→ **THE TASK**: Copy out each line in the listing below where the word "this" appears.
BEGIN
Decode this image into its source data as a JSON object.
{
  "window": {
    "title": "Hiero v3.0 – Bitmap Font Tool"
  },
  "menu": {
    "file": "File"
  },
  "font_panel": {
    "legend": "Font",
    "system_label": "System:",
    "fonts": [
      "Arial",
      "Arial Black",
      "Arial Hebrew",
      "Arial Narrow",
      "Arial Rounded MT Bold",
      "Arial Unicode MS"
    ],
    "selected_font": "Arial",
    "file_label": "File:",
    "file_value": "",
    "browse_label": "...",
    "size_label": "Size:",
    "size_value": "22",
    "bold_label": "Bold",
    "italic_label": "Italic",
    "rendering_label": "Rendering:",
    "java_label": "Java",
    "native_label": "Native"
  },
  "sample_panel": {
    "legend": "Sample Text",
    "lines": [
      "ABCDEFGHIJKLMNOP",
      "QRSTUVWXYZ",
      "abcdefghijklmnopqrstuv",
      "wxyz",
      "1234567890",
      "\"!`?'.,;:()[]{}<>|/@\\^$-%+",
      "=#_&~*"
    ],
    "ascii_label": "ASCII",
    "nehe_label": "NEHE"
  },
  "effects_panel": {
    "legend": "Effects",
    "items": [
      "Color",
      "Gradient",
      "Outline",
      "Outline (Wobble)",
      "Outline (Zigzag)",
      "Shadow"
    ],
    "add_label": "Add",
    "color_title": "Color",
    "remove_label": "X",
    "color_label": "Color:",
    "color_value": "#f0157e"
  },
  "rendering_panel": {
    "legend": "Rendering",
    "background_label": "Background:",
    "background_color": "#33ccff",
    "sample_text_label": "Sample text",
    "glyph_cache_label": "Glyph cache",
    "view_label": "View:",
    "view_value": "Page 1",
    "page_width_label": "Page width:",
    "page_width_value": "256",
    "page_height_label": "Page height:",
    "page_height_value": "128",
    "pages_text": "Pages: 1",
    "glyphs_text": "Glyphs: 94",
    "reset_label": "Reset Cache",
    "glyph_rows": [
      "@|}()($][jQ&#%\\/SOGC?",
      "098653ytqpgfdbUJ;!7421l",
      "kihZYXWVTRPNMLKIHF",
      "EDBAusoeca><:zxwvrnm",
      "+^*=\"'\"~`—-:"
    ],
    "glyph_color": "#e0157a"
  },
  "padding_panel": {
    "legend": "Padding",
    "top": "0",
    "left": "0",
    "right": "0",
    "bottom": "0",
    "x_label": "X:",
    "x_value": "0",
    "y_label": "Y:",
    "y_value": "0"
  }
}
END
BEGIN
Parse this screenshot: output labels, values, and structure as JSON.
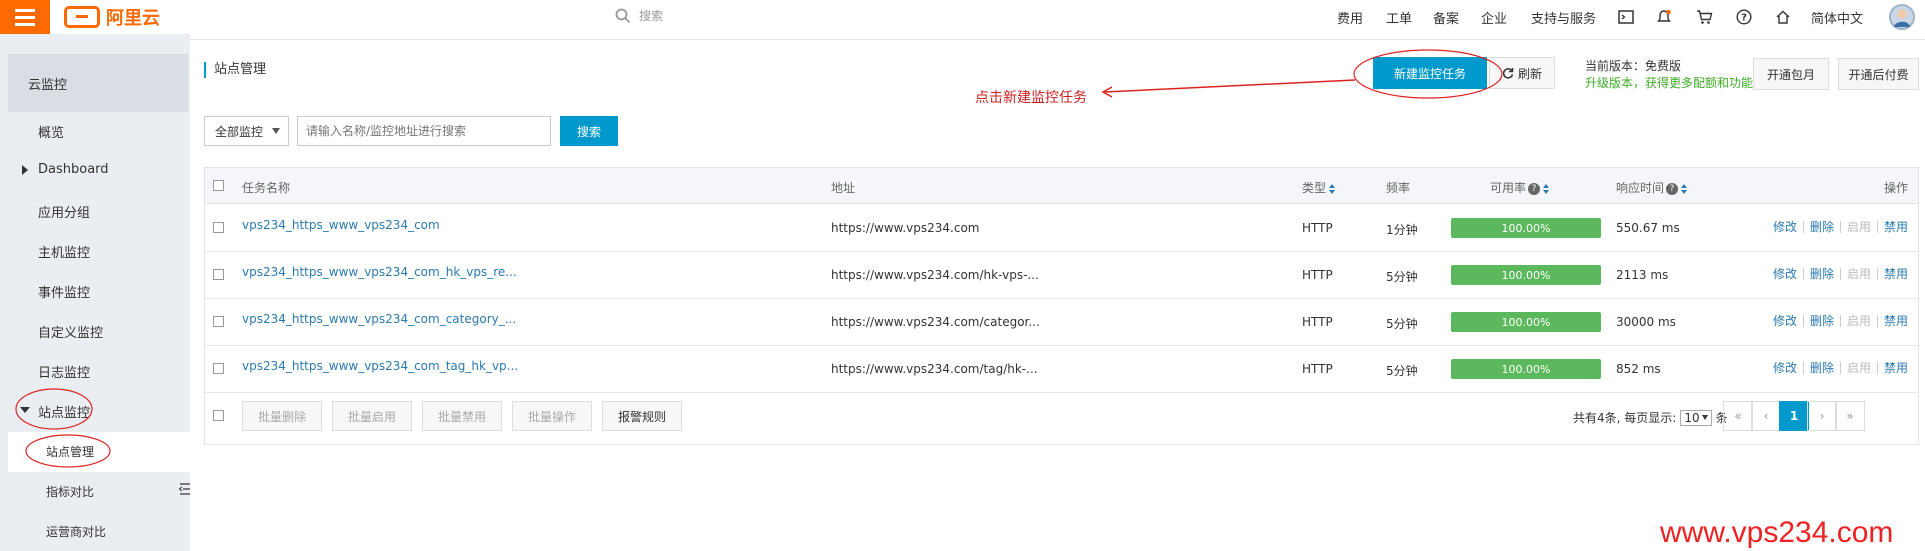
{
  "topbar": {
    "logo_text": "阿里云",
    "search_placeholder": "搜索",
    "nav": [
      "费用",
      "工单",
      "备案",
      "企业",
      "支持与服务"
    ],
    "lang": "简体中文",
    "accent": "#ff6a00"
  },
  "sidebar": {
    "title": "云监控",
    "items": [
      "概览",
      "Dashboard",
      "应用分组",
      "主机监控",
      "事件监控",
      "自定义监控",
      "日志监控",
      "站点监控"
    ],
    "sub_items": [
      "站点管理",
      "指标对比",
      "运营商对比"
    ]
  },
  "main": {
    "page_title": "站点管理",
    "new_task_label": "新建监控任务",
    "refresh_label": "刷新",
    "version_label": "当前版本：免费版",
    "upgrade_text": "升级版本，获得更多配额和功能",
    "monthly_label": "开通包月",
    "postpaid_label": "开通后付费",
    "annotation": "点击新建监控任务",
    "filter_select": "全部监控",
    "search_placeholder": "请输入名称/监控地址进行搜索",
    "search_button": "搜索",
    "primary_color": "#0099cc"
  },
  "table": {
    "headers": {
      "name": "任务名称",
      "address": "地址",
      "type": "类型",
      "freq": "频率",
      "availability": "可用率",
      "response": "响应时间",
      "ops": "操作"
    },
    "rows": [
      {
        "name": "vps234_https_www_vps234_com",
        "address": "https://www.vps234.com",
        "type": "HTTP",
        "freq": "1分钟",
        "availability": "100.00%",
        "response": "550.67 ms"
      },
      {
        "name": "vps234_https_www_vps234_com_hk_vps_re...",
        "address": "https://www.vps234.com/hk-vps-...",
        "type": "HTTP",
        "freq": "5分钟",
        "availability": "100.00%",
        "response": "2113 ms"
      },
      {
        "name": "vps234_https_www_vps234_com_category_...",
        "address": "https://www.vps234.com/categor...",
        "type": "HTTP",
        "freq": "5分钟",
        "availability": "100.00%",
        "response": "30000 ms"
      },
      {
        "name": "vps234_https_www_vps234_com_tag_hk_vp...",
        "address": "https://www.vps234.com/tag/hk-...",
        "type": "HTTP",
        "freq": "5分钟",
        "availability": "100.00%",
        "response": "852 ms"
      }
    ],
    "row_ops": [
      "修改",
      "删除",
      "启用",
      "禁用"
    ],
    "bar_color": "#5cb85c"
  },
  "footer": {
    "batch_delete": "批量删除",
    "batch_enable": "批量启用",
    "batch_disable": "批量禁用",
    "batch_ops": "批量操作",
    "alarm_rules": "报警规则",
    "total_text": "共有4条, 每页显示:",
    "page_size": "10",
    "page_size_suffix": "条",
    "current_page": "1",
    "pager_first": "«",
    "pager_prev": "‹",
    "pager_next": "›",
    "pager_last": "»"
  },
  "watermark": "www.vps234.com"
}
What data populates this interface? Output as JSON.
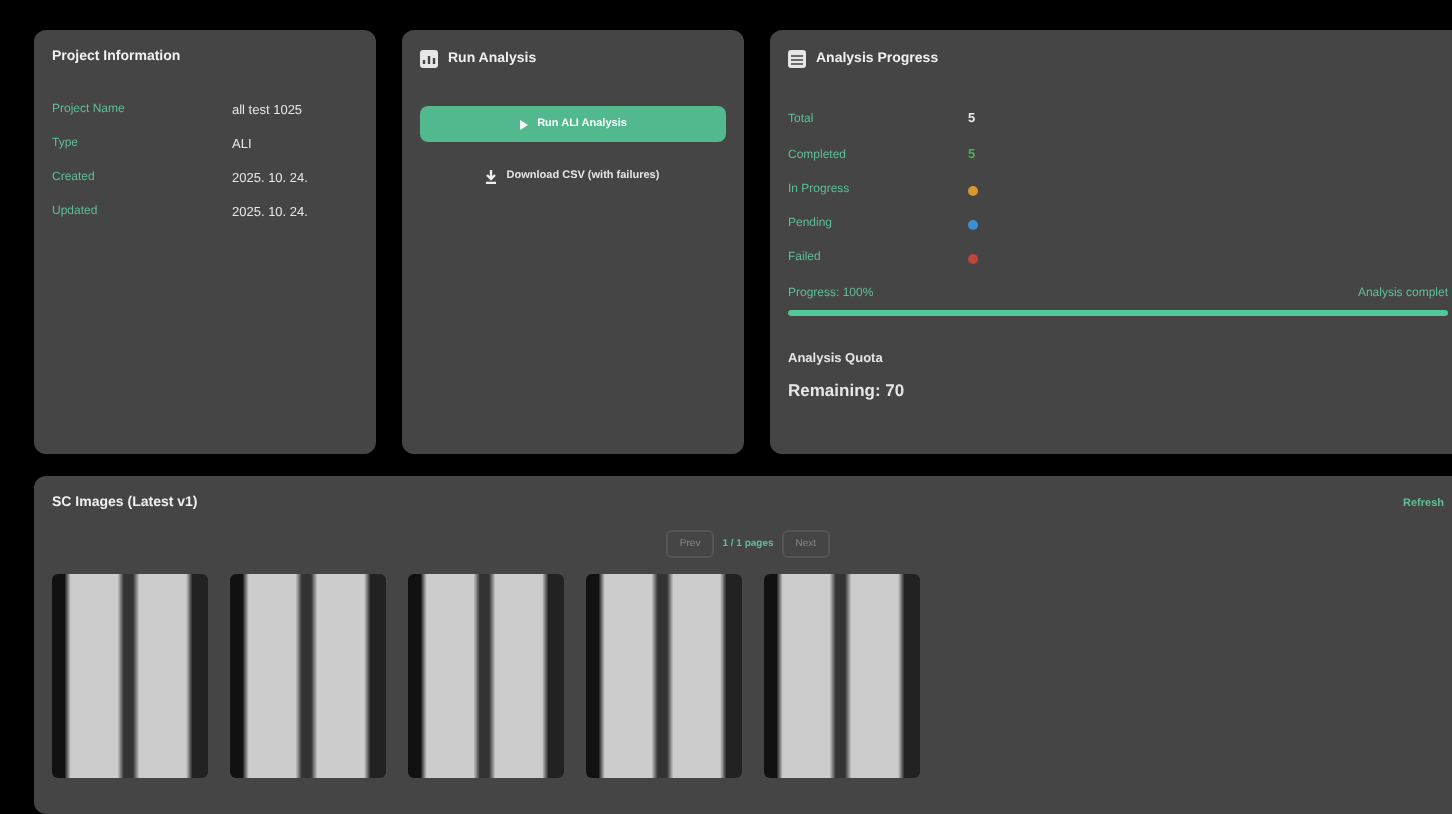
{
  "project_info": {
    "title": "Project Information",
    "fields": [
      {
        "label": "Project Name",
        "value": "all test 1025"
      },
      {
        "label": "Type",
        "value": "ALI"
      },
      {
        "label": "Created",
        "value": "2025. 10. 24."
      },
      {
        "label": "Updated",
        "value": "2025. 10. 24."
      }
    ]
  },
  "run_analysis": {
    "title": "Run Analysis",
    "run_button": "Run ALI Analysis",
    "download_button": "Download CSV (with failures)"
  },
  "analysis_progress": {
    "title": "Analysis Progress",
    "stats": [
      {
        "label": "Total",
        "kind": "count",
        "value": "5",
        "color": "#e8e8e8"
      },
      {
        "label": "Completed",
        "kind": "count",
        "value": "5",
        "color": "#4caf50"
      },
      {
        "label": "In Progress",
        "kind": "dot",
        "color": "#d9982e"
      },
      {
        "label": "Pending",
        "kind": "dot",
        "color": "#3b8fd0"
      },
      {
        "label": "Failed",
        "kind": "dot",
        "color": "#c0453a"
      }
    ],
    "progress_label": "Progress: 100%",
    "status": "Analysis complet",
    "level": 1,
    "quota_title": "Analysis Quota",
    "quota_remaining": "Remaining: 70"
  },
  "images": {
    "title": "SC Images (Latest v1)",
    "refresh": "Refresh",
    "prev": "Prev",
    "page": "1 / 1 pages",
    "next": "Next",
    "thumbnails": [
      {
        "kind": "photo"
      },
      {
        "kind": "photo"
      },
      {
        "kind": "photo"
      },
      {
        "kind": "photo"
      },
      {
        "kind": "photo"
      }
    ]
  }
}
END
→ **TASK RESULT**:
Decode this image into its source data as a JSON object.
Parse this screenshot: output labels, values, and structure as JSON.
What data populates this interface? Output as JSON.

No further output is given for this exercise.